• Exercise requirements: For the string "Expenses", state how many lines of the data hold it. Give nothing besides the number.

(Stored data)
==================================================
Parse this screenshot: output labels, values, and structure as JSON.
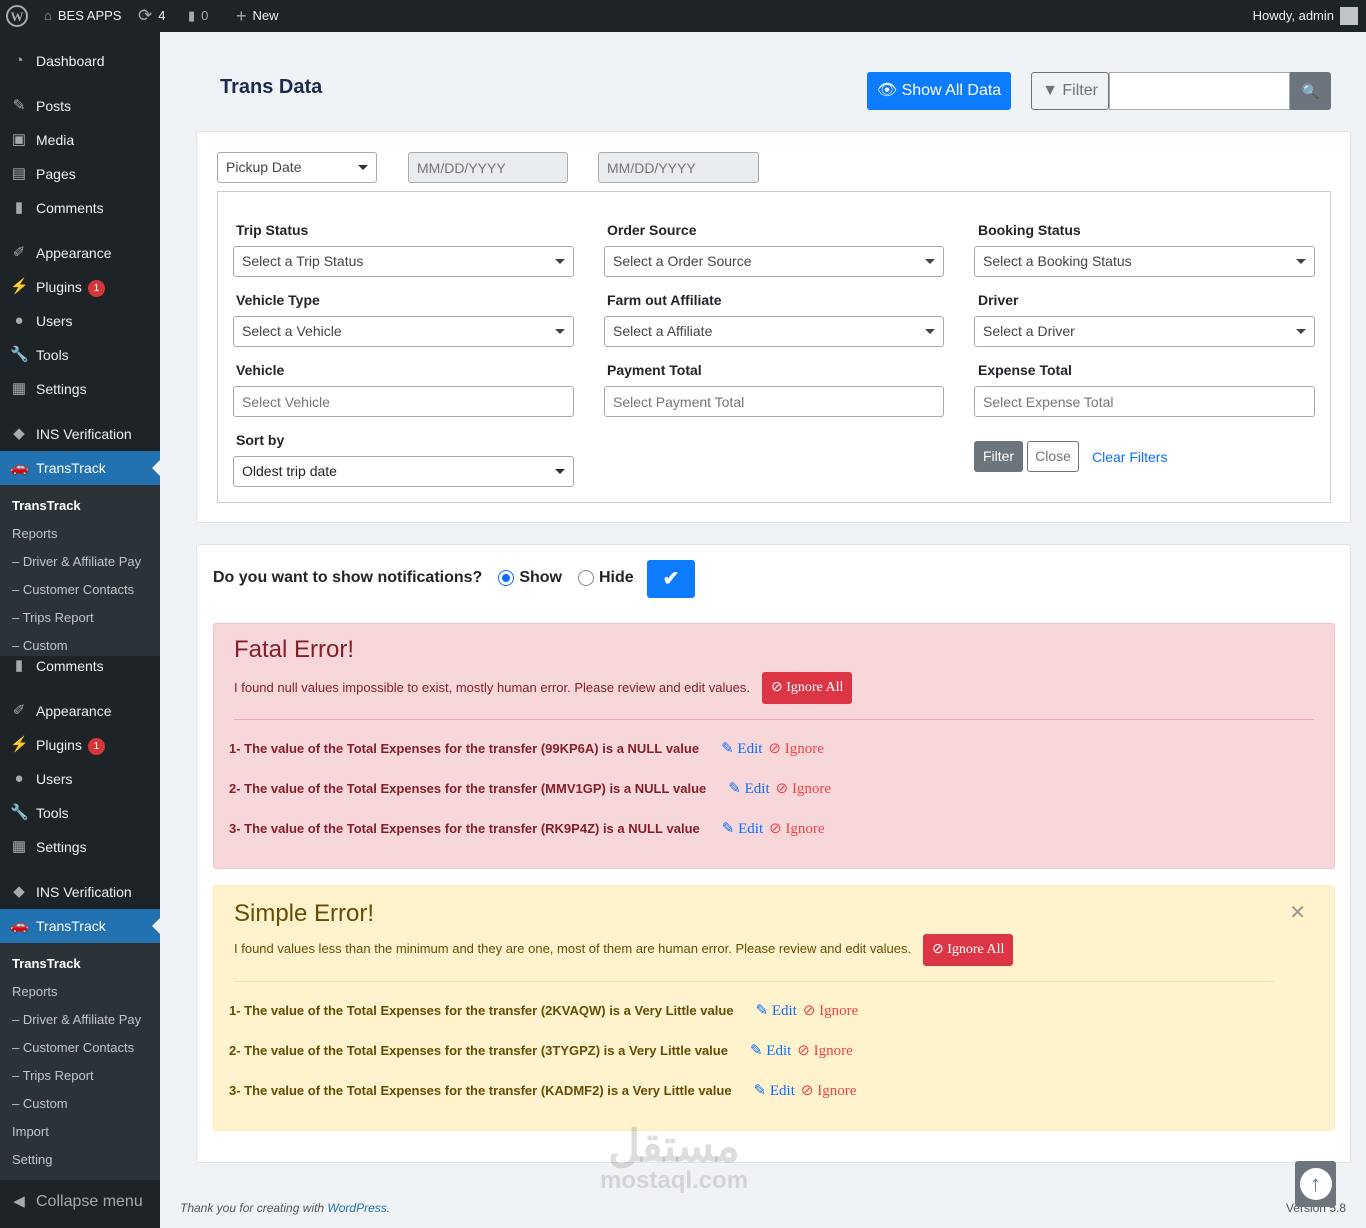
{
  "adminbar": {
    "site": "BES APPS",
    "updates": "4",
    "comments": "0",
    "new": "New",
    "howdy": "Howdy, admin"
  },
  "sidebar": {
    "items": [
      {
        "label": "Dashboard",
        "icon": "dashboard-icon"
      },
      {
        "label": "Posts",
        "icon": "pin-icon"
      },
      {
        "label": "Media",
        "icon": "media-icon"
      },
      {
        "label": "Pages",
        "icon": "pages-icon"
      },
      {
        "label": "Comments",
        "icon": "comment-icon"
      },
      {
        "label": "Appearance",
        "icon": "brush-icon"
      },
      {
        "label": "Plugins",
        "icon": "plugin-icon",
        "badge": "1"
      },
      {
        "label": "Users",
        "icon": "user-icon"
      },
      {
        "label": "Tools",
        "icon": "wrench-icon"
      },
      {
        "label": "Settings",
        "icon": "settings-icon"
      },
      {
        "label": "INS Verification",
        "icon": "tag-icon"
      },
      {
        "label": "TransTrack",
        "icon": "car-icon",
        "active": true
      },
      {
        "label": "Comments",
        "icon": "comment-icon"
      },
      {
        "label": "Appearance",
        "icon": "brush-icon"
      },
      {
        "label": "Plugins",
        "icon": "plugin-icon",
        "badge": "1"
      },
      {
        "label": "Users",
        "icon": "user-icon"
      },
      {
        "label": "Tools",
        "icon": "wrench-icon"
      },
      {
        "label": "Settings",
        "icon": "settings-icon"
      },
      {
        "label": "INS Verification",
        "icon": "tag-icon"
      },
      {
        "label": "TransTrack",
        "icon": "car-icon",
        "active": true
      }
    ],
    "submenu1": [
      "TransTrack",
      "Reports",
      "– Driver & Affiliate Pay",
      "– Customer Contacts",
      "– Trips Report",
      "– Custom"
    ],
    "submenu2": [
      "TransTrack",
      "Reports",
      "– Driver & Affiliate Pay",
      "– Customer Contacts",
      "– Trips Report",
      "– Custom",
      "Import",
      "Setting"
    ],
    "collapse": "Collapse menu"
  },
  "header": {
    "title": "Trans Data",
    "show_all": "Show All Data",
    "filter": "Filter",
    "search_value": ""
  },
  "filters": {
    "date_type": "Pickup Date",
    "date_from_placeholder": "MM/DD/YYYY",
    "date_to_placeholder": "MM/DD/YYYY",
    "trip_status": {
      "label": "Trip Status",
      "value": "Select a Trip Status"
    },
    "order_source": {
      "label": "Order Source",
      "value": "Select a Order Source"
    },
    "booking_status": {
      "label": "Booking Status",
      "value": "Select a Booking Status"
    },
    "vehicle_type": {
      "label": "Vehicle Type",
      "value": "Select a Vehicle"
    },
    "farm_out": {
      "label": "Farm out Affiliate",
      "value": "Select a Affiliate"
    },
    "driver": {
      "label": "Driver",
      "value": "Select a Driver"
    },
    "vehicle": {
      "label": "Vehicle",
      "placeholder": "Select Vehicle"
    },
    "payment_total": {
      "label": "Payment Total",
      "placeholder": "Select Payment Total"
    },
    "expense_total": {
      "label": "Expense Total",
      "placeholder": "Select Expense Total"
    },
    "sort_by": {
      "label": "Sort by",
      "value": "Oldest trip date"
    },
    "filter_btn": "Filter",
    "close_btn": "Close",
    "clear": "Clear Filters"
  },
  "notifications": {
    "question": "Do you want to show notifications?",
    "show": "Show",
    "hide": "Hide",
    "selected": "Show"
  },
  "fatal": {
    "title": "Fatal Error!",
    "desc": "I found null values impossible to exist, mostly human error. Please review and edit values.",
    "ignore_all": "Ignore All",
    "rows": [
      {
        "n": "1- ",
        "pre": "The value of the Total Expenses for the transfer (99KP6A) is a ",
        "b": "NULL",
        "post": " value"
      },
      {
        "n": "2- ",
        "pre": "The value of the Total Expenses for the transfer (MMV1GP) is a ",
        "b": "NULL",
        "post": " value"
      },
      {
        "n": "3- ",
        "pre": "The value of the Total Expenses for the transfer (RK9P4Z) is a ",
        "b": "NULL",
        "post": " value"
      }
    ]
  },
  "simple": {
    "title": "Simple Error!",
    "desc": "I found values less than the minimum and they are one, most of them are human error. Please review and edit values.",
    "ignore_all": "Ignore All",
    "rows": [
      {
        "n": "1- ",
        "pre": "The value of the Total Expenses for the transfer (2KVAQW) is a ",
        "b": "Very Little",
        "post": " value"
      },
      {
        "n": "2- ",
        "pre": "The value of the Total Expenses for the transfer (3TYGPZ) is a ",
        "b": "Very Little",
        "post": " value"
      },
      {
        "n": "3- ",
        "pre": "The value of the Total Expenses for the transfer (KADMF2) is a ",
        "b": "Very Little",
        "post": " value"
      }
    ]
  },
  "actions": {
    "edit": "Edit",
    "ignore": "Ignore"
  },
  "footer": {
    "thanks": "Thank you for creating with ",
    "wp": "WordPress",
    "dot": ".",
    "version": "Version 5.8"
  },
  "watermark": {
    "arabic": "مستقل",
    "latin": "mostaql.com"
  }
}
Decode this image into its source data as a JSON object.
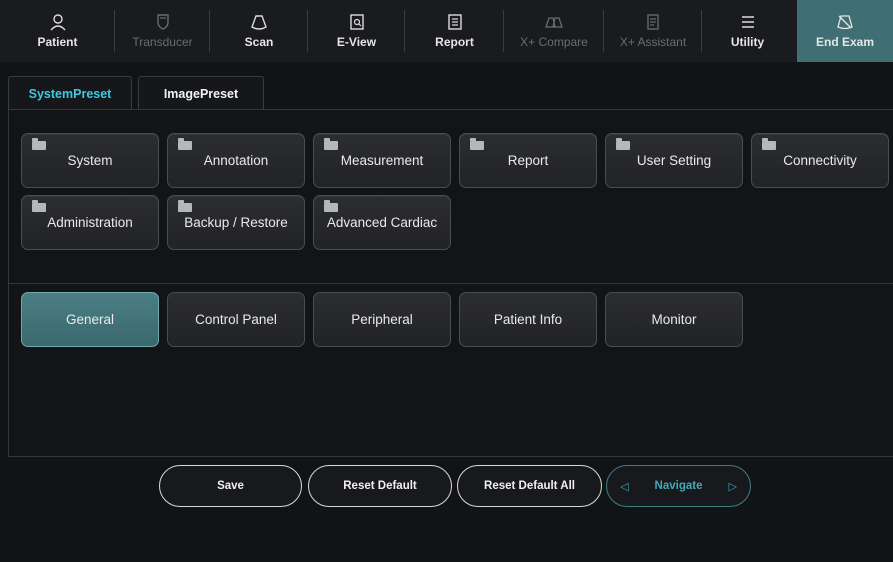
{
  "toolbar": {
    "items": [
      {
        "label": "Patient",
        "icon": "patient-icon",
        "enabled": true
      },
      {
        "label": "Transducer",
        "icon": "transducer-icon",
        "enabled": false
      },
      {
        "label": "Scan",
        "icon": "scan-icon",
        "enabled": true
      },
      {
        "label": "E-View",
        "icon": "e-view-icon",
        "enabled": true
      },
      {
        "label": "Report",
        "icon": "report-icon",
        "enabled": true
      },
      {
        "label": "X+ Compare",
        "icon": "compare-icon",
        "enabled": false
      },
      {
        "label": "X+ Assistant",
        "icon": "assistant-icon",
        "enabled": false
      },
      {
        "label": "Utility",
        "icon": "menu-icon",
        "enabled": true
      },
      {
        "label": "End Exam",
        "icon": "end-exam-icon",
        "enabled": true,
        "accent": "#3f6f73"
      }
    ]
  },
  "tabs": [
    {
      "label": "SystemPreset",
      "active": true
    },
    {
      "label": "ImagePreset",
      "active": false
    }
  ],
  "categories": [
    {
      "label": "System"
    },
    {
      "label": "Annotation"
    },
    {
      "label": "Measurement"
    },
    {
      "label": "Report"
    },
    {
      "label": "User Setting"
    },
    {
      "label": "Connectivity"
    },
    {
      "label": "Administration"
    },
    {
      "label": "Backup / Restore"
    },
    {
      "label": "Advanced Cardiac"
    }
  ],
  "subcategories": [
    {
      "label": "General",
      "active": true
    },
    {
      "label": "Control Panel",
      "active": false
    },
    {
      "label": "Peripheral",
      "active": false
    },
    {
      "label": "Patient Info",
      "active": false
    },
    {
      "label": "Monitor",
      "active": false
    }
  ],
  "actions": {
    "save": "Save",
    "reset_default": "Reset Default",
    "reset_default_all": "Reset Default All",
    "navigate": "Navigate"
  },
  "colors": {
    "accent_cyan": "#3ec9e0",
    "active_button": "#3f7a7f",
    "end_exam_bg": "#3f6f73"
  }
}
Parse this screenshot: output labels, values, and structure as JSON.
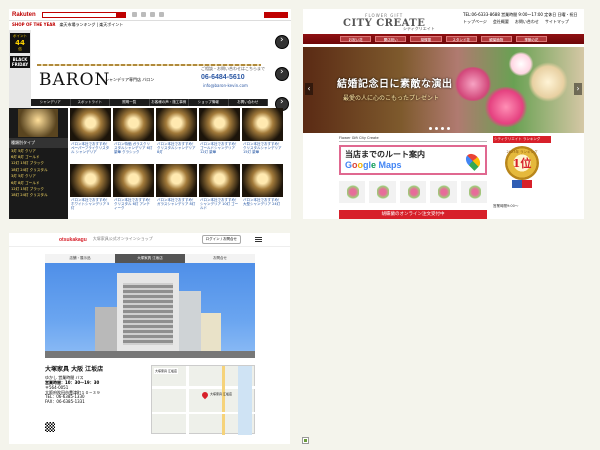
{
  "p1": {
    "logo": "Rakuten",
    "shop_of_year": "SHOP OF THE YEAR",
    "nav_text": "楽天市場ランキング | 楽天ポイント",
    "promo1_top": "ポイント",
    "promo1_num": "44",
    "promo1_unit": "倍",
    "promo2_top": "BLACK FRIDAY",
    "promo3_top": "ポイント",
    "promo3_num": "44",
    "promo3_unit": "倍",
    "brand": "BARON",
    "brand_sub": "シャンデリア専門店 バロン",
    "tel_note": "ご相談・お問い合わせはこちらまで",
    "tel": "06-6484-5610",
    "mail": "info@baron-kevin.com",
    "menu": [
      "シャンデリア",
      "スポットライト",
      "照明一覧",
      "お客様の声・施工事例",
      "ショップ情報",
      "お問い合わせ"
    ],
    "category_title": "種類別タイプ",
    "category_items": [
      "3灯 5灯 クリア",
      "6灯 8灯 ゴールド",
      "12灯 15灯 ブラック",
      "18灯 24灯 クリスタル",
      "3灯 5灯 クリア",
      "6灯 8灯 ゴールド",
      "12灯 15灯 ブラック",
      "18灯 24灯 クリスタル"
    ],
    "products": [
      "バロン本社でおすすめ！ペーパーフライクリスタル シャンデリア",
      "バロン特価 ガラスクリスタルシャンデリア 6灯 豪華 クラシック",
      "バロン本社でおすすめ！クリスタルシャンデリア 8灯",
      "バロン本社でおすすめ！ゴールドシャンデリア 12灯 豪華",
      "バロン本社でおすすめ！クリスタルシャンデリア 15灯 豪華",
      "バロン本社でおすすめ！ホワイトシャンデリア 5灯",
      "バロン本社でおすすめ！クリスタル 6灯 アンティーク",
      "バロン本社でおすすめ！ガラスシャンデリア 8灯",
      "バロン本社でおすすめ！シャンデリア 10灯 ゴールド",
      "バロン本社でおすすめ！大型シャンデリア 24灯"
    ]
  },
  "p2": {
    "brand_small": "FLOWER GIFT",
    "brand_big": "CITY CREATE",
    "brand_jp": "シティクリエイト",
    "contact_tel": "TEL:06-6333-8688 営業時間 9:00〜17:00 定休日 日曜・祝日",
    "contact_links": [
      "トップページ",
      "会社概要",
      "お問い合わせ",
      "サイトマップ"
    ],
    "nav": [
      "お祝い花",
      "開店祝い",
      "胡蝶蘭",
      "スタンド花",
      "観葉植物",
      "季節の花"
    ],
    "hero_title": "結婚記念日に素敵な演出",
    "hero_sub": "最愛の人に心のこもったプレゼント",
    "section_title": "Flower Gift City Create",
    "map_line1": "当店までのルート案内",
    "map_line2_g": "G",
    "map_line2_o1": "o",
    "map_line2_o2": "o",
    "map_line2_gl": "gl",
    "map_line2_e": "e",
    "map_line2_rest": " Maps",
    "order_bar": "胡蝶蘭のオンライン注文受付中",
    "side_header": "シティクリエイト ランキング",
    "medal_small": "2023年 ランキング",
    "medal_num": "1位",
    "mascot_text": "営業時間9:00〜"
  },
  "p3": {
    "logo": "otsukakagu",
    "tagline": "大塚家具公式オンラインショップ",
    "login": "ログイン / お問合せ",
    "tabs": [
      "店舗・展示品",
      "大塚家具 江坂店",
      "お問合せ"
    ],
    "store_name": "大塚家具 大阪 江坂店",
    "hours_label": "ゆかし 営業時間 バス",
    "hours": "営業時間：10：30～19：30",
    "postal": "〒564-0051",
    "address": "大阪府吹田市豊津町１０−３９",
    "tel": "TEL：06-6385-1330",
    "fax": "FAX：06-6385-1331",
    "map_label": "大塚家具 江坂店",
    "map_pin_label": "大塚家具 江坂店"
  }
}
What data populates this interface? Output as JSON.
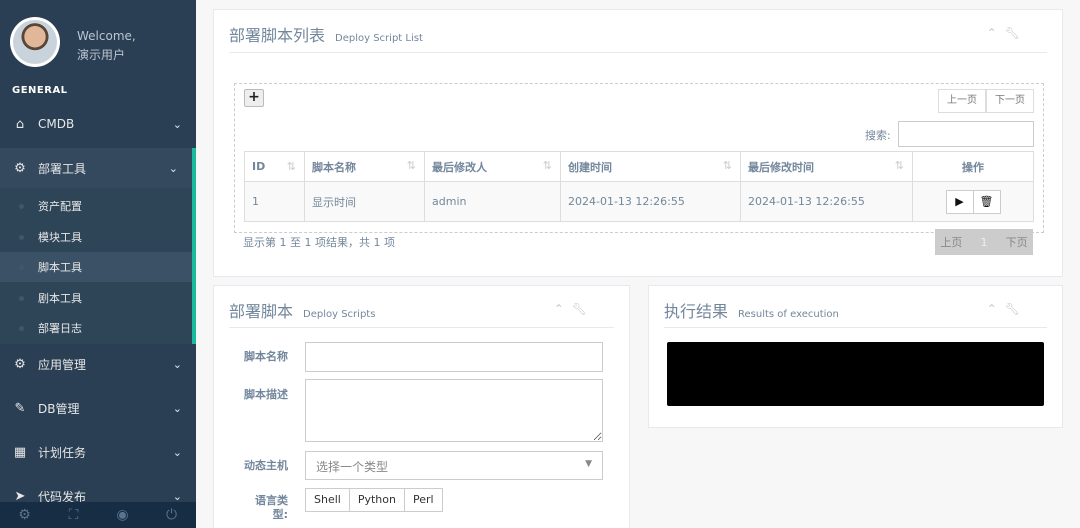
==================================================
• Result for this task: 6